WASHINGTON, D.C.: Seen from Eastern and Central Europe NATO is an alliance with a great future. Seen from the United States, NATO is an alliance in deep crisis. From Poland to Hungary, from the Czech Republic to Romania, the citizenry and the governments want their countries to be admitted to NATO as soon as possible. From Washington to Los Angeles, many Americans worry that NATO is an alliance without a purpose, has become weak, and has miserably failed in Bosnia (even though NATO never was committed to keep the peace among or within the former Yugoslav republics).
Interestingly, those Americans who fret about NATO's decline and fall, and the Central and East Europeans who have such great faith in NATO, both arrive at the same recommendation: expand NATO eastward!
Actually, in every decade since the 1950s, throngs of foreign policy experts have asserted that NATO faced some new crisis. Now comes the crisis of the 90's-- the fragility of democracy in Eastern Europe and Russia, and the loss of a common enemy -- and therefore, it is said NATO must admit Poland, The Czech Republic, Hungary, (please include your country in his list), and other nations of the Warsaw Pact. This remedy may seem all the more urgent as Russian forces keep inflicting wanton destruction on Chechnya.

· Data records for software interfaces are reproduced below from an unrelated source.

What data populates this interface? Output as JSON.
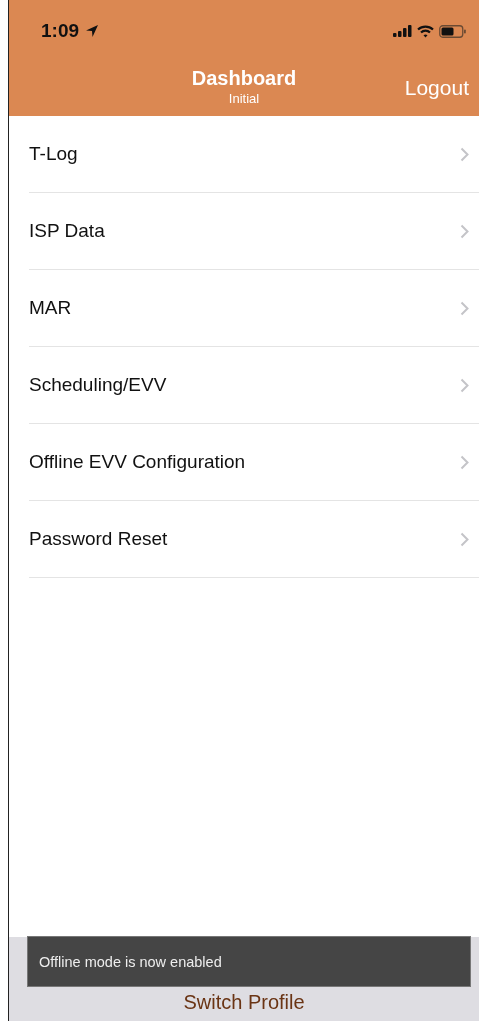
{
  "status_bar": {
    "time": "1:09"
  },
  "nav_bar": {
    "title": "Dashboard",
    "subtitle": "Initial",
    "right_button": "Logout"
  },
  "menu_items": [
    {
      "label": "T-Log"
    },
    {
      "label": "ISP Data"
    },
    {
      "label": "MAR"
    },
    {
      "label": "Scheduling/EVV"
    },
    {
      "label": "Offline EVV Configuration"
    },
    {
      "label": "Password Reset"
    }
  ],
  "bottom_bar": {
    "button": "Switch Profile"
  },
  "toast": {
    "message": "Offline mode is now enabled"
  }
}
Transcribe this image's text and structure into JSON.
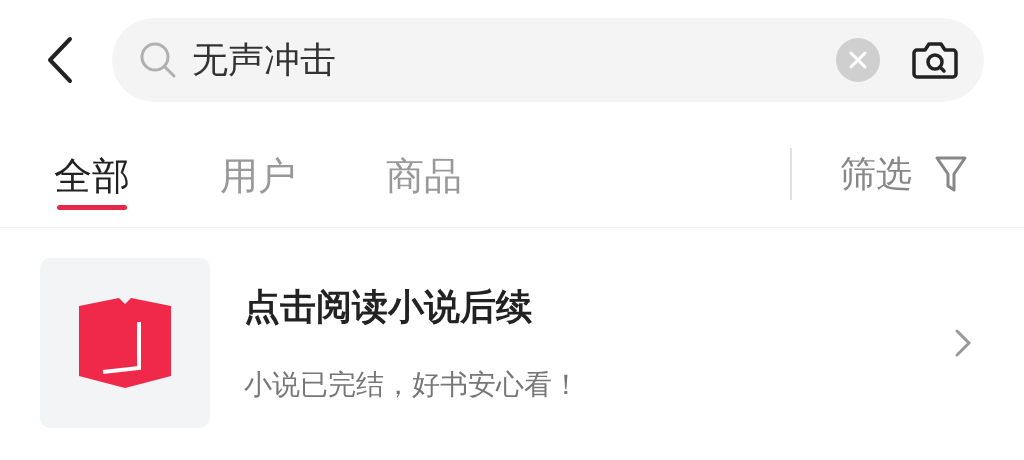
{
  "search": {
    "value": "无声冲击"
  },
  "tabs": [
    {
      "label": "全部",
      "selected": true
    },
    {
      "label": "用户",
      "selected": false
    },
    {
      "label": "商品",
      "selected": false
    }
  ],
  "filter": {
    "label": "筛选"
  },
  "result": {
    "title": "点击阅读小说后续",
    "subtitle": "小说已完结，好书安心看！"
  }
}
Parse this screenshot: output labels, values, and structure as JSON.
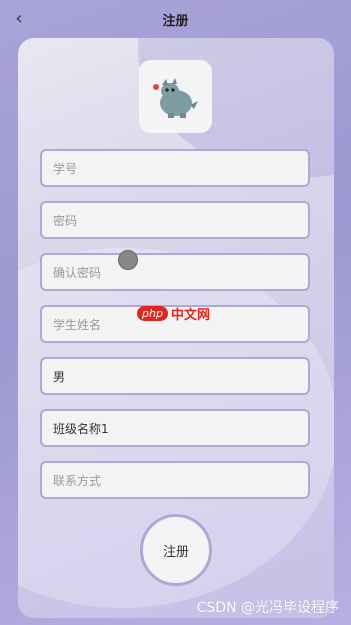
{
  "header": {
    "title": "注册"
  },
  "form": {
    "student_id_placeholder": "学号",
    "password_placeholder": "密码",
    "confirm_password_placeholder": "确认密码",
    "student_name_placeholder": "学生姓名",
    "gender_value": "男",
    "class_name_value": "班级名称1",
    "contact_placeholder": "联系方式"
  },
  "actions": {
    "register_label": "注册"
  },
  "watermarks": {
    "php_pill": "php",
    "php_cn": "中文网",
    "csdn": "CSDN @光冯毕设程序"
  }
}
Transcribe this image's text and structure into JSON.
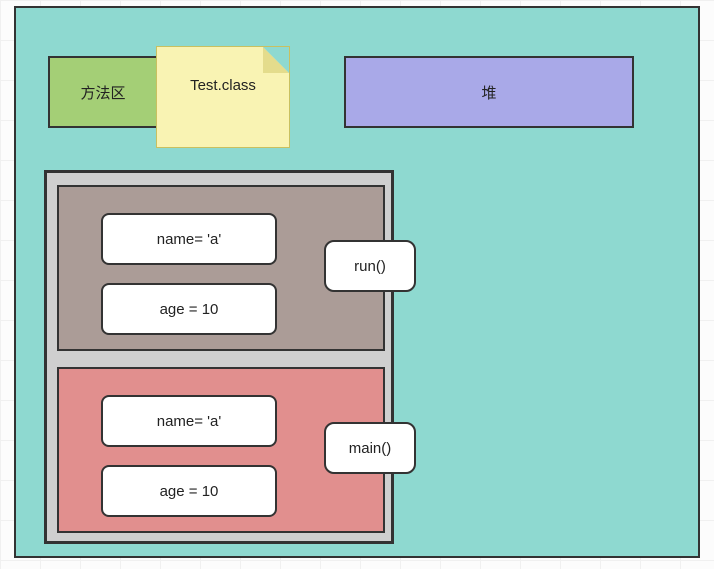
{
  "canvas": {
    "methodArea": {
      "label": "方法区"
    },
    "classNote": {
      "label": "Test.class"
    },
    "heap": {
      "label": "堆"
    }
  },
  "stack": {
    "frames": [
      {
        "id": "run",
        "callLabel": "run()",
        "fields": {
          "name": "name= 'a'",
          "age": "age = 10"
        }
      },
      {
        "id": "main",
        "callLabel": "main()",
        "fields": {
          "name": "name= 'a'",
          "age": "age = 10"
        }
      }
    ]
  }
}
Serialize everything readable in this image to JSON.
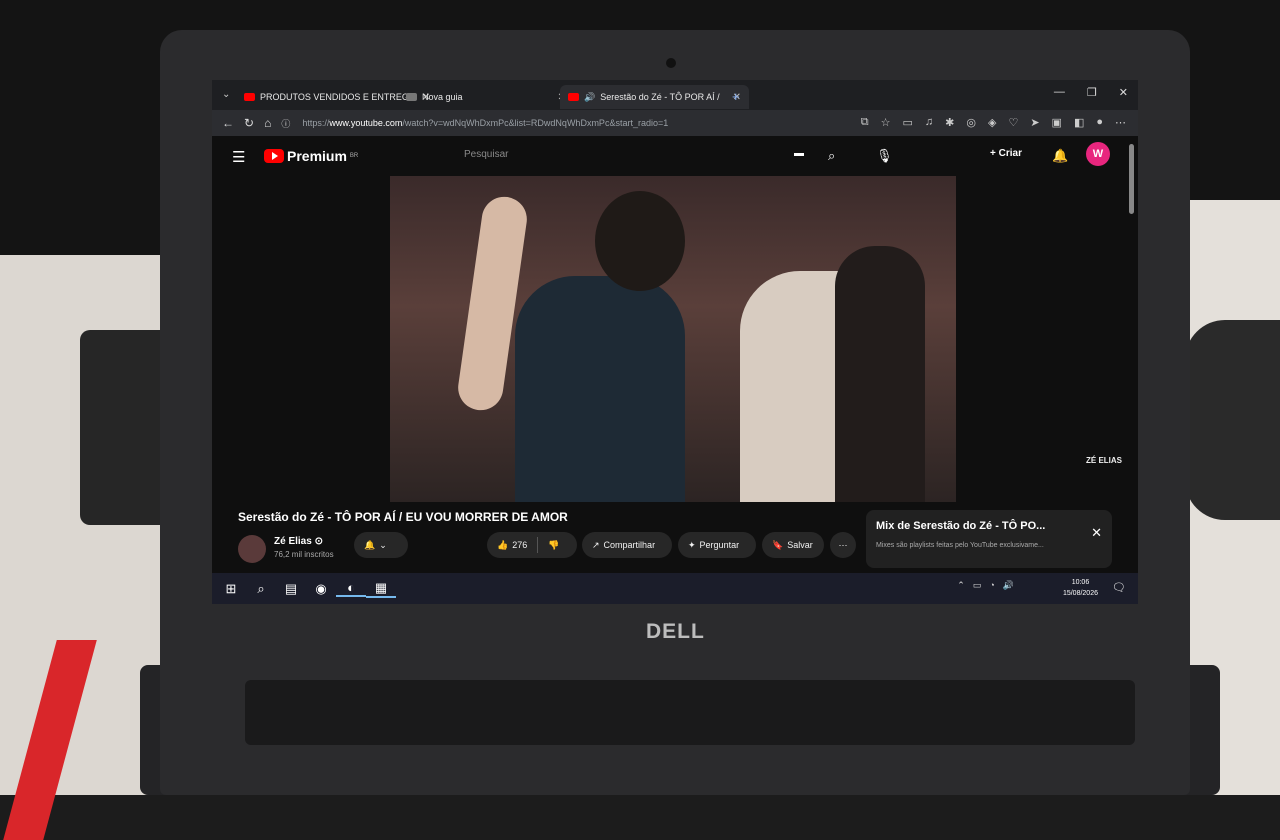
{
  "tabs": [
    {
      "label": "PRODUTOS VENDIDOS E ENTREG",
      "active": false
    },
    {
      "label": "Nova guia",
      "active": false
    },
    {
      "label": "Serestão do Zé - TÔ POR AÍ /",
      "active": true
    }
  ],
  "address": {
    "url_prefix": "https://",
    "url_host": "www.youtube.com",
    "url_path": "/watch?v=wdNqWhDxmPc&list=RDwdNqWhDxmPc&start_radio=1"
  },
  "youtube": {
    "logo_text": "Premium",
    "logo_region": "BR",
    "search_placeholder": "Pesquisar",
    "create_label": "+ Criar",
    "avatar_letter": "W"
  },
  "video": {
    "title": "Serestão do Zé - TÔ POR AÍ / EU VOU MORRER DE AMOR",
    "watermark": "ZÉ ELIAS",
    "channel_name": "Zé Elias ⊙",
    "channel_subs": "76,2 mil inscritos",
    "like_count": "276",
    "share_label": "Compartilhar",
    "ask_label": "Perguntar",
    "save_label": "Salvar"
  },
  "mix": {
    "title": "Mix de Serestão do Zé - TÔ PO...",
    "subtitle": "Mixes são playlists feitas pelo YouTube exclusivame..."
  },
  "taskbar": {
    "time": "10:06",
    "date": "15/08/2026"
  }
}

Americans who question the wisdom of this eastward expansion fear that it might cause Russia to refurbish its military and expand westward. But this is only half the problem. Far from solving an alleged crisis, expanding NATO now would fatally weaken it. The Atlantic alliance must not become a chain letter -- some Ponzi scheme that escapes bankruptcy only by signing up new members.